**How to complete this task**
Repeat the listing below in full, keeping every character as it is.
####################
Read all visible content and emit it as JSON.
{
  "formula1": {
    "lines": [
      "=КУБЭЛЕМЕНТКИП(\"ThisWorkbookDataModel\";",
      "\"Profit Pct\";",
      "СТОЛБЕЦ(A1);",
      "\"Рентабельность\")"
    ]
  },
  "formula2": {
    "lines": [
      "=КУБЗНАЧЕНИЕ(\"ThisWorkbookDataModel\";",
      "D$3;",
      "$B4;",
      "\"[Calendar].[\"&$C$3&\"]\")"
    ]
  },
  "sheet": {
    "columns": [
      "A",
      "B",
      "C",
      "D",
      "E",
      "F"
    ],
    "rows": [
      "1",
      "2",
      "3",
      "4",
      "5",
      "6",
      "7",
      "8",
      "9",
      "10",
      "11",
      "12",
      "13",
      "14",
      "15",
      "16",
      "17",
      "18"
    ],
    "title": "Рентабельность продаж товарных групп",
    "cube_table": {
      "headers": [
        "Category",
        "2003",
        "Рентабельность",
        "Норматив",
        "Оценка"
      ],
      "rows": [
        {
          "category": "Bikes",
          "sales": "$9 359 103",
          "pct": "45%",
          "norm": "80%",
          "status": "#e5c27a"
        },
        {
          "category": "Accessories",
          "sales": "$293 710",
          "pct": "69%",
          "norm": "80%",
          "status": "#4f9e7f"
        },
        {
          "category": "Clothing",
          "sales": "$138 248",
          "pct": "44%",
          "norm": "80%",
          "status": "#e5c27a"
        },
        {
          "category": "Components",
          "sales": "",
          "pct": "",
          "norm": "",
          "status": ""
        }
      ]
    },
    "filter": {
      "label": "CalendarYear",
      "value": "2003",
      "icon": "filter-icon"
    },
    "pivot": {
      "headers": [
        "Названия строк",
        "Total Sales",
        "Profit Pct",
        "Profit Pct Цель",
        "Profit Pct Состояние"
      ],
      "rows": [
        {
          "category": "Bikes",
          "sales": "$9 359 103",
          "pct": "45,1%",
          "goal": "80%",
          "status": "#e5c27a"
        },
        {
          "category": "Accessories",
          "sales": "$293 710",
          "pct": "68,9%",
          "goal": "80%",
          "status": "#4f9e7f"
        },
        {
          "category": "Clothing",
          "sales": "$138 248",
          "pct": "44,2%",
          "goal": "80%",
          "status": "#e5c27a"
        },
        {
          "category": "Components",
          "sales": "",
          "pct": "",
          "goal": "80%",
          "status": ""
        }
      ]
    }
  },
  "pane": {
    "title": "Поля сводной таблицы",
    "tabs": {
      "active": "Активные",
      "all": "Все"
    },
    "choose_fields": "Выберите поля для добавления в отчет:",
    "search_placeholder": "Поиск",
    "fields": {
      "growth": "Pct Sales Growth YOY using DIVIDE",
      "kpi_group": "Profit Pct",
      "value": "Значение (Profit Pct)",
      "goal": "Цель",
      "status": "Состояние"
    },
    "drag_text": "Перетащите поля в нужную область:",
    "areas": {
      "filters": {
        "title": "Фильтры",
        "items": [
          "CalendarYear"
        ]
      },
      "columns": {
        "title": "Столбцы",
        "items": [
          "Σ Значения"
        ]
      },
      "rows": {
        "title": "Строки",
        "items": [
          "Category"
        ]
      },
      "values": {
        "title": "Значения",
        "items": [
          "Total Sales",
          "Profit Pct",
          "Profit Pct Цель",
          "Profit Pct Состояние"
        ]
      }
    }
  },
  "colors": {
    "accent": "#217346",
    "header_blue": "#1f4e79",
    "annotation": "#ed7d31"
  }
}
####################
**Output for this exercise**
Read all visible content and emit it as JSON.
{
  "formula1": {
    "lines": [
      "=КУБЭЛЕМЕНТКИП(\"ThisWorkbookDataModel\";",
      "\"Profit Pct\";",
      "СТОЛБЕЦ(A1);",
      "\"Рентабельность\")"
    ]
  },
  "formula2": {
    "lines": [
      "=КУБЗНАЧЕНИЕ(\"ThisWorkbookDataModel\";",
      "D$3;",
      "$B4;",
      "\"[Calendar].[\"&$C$3&\"]\")"
    ]
  },
  "sheet": {
    "columns": [
      "A",
      "B",
      "C",
      "D",
      "E",
      "F"
    ],
    "rows": [
      "1",
      "2",
      "3",
      "4",
      "5",
      "6",
      "7",
      "8",
      "9",
      "10",
      "11",
      "12",
      "13",
      "14",
      "15",
      "16",
      "17",
      "18"
    ],
    "title": "Рентабельность продаж товарных групп",
    "cube_table": {
      "headers": [
        "Category",
        "2003",
        "Рентабельность",
        "Норматив",
        "Оценка"
      ],
      "rows": [
        {
          "category": "Bikes",
          "sales": "$9 359 103",
          "pct": "45%",
          "norm": "80%",
          "status": "#e5c27a"
        },
        {
          "category": "Accessories",
          "sales": "$293 710",
          "pct": "69%",
          "norm": "80%",
          "status": "#4f9e7f"
        },
        {
          "category": "Clothing",
          "sales": "$138 248",
          "pct": "44%",
          "norm": "80%",
          "status": "#e5c27a"
        },
        {
          "category": "Components",
          "sales": "",
          "pct": "",
          "norm": "",
          "status": ""
        }
      ]
    },
    "filter": {
      "label": "CalendarYear",
      "value": "2003",
      "icon": "filter-icon"
    },
    "pivot": {
      "headers": [
        "Названия строк",
        "Total Sales",
        "Profit Pct",
        "Profit Pct Цель",
        "Profit Pct Состояние"
      ],
      "rows": [
        {
          "category": "Bikes",
          "sales": "$9 359 103",
          "pct": "45,1%",
          "goal": "80%",
          "status": "#e5c27a"
        },
        {
          "category": "Accessories",
          "sales": "$293 710",
          "pct": "68,9%",
          "goal": "80%",
          "status": "#4f9e7f"
        },
        {
          "category": "Clothing",
          "sales": "$138 248",
          "pct": "44,2%",
          "goal": "80%",
          "status": "#e5c27a"
        },
        {
          "category": "Components",
          "sales": "",
          "pct": "",
          "goal": "80%",
          "status": ""
        }
      ]
    }
  },
  "pane": {
    "title": "Поля сводной таблицы",
    "tabs": {
      "active": "Активные",
      "all": "Все"
    },
    "choose_fields": "Выберите поля для добавления в отчет:",
    "search_placeholder": "Поиск",
    "fields": {
      "growth": "Pct Sales Growth YOY using DIVIDE",
      "kpi_group": "Profit Pct",
      "value": "Значение (Profit Pct)",
      "goal": "Цель",
      "status": "Состояние"
    },
    "drag_text": "Перетащите поля в нужную область:",
    "areas": {
      "filters": {
        "title": "Фильтры",
        "items": [
          "CalendarYear"
        ]
      },
      "columns": {
        "title": "Столбцы",
        "items": [
          "Σ Значения"
        ]
      },
      "rows": {
        "title": "Строки",
        "items": [
          "Category"
        ]
      },
      "values": {
        "title": "Значения",
        "items": [
          "Total Sales",
          "Profit Pct",
          "Profit Pct Цель",
          "Profit Pct Состояние"
        ]
      }
    }
  },
  "colors": {
    "accent": "#217346",
    "header_blue": "#1f4e79",
    "annotation": "#ed7d31"
  }
}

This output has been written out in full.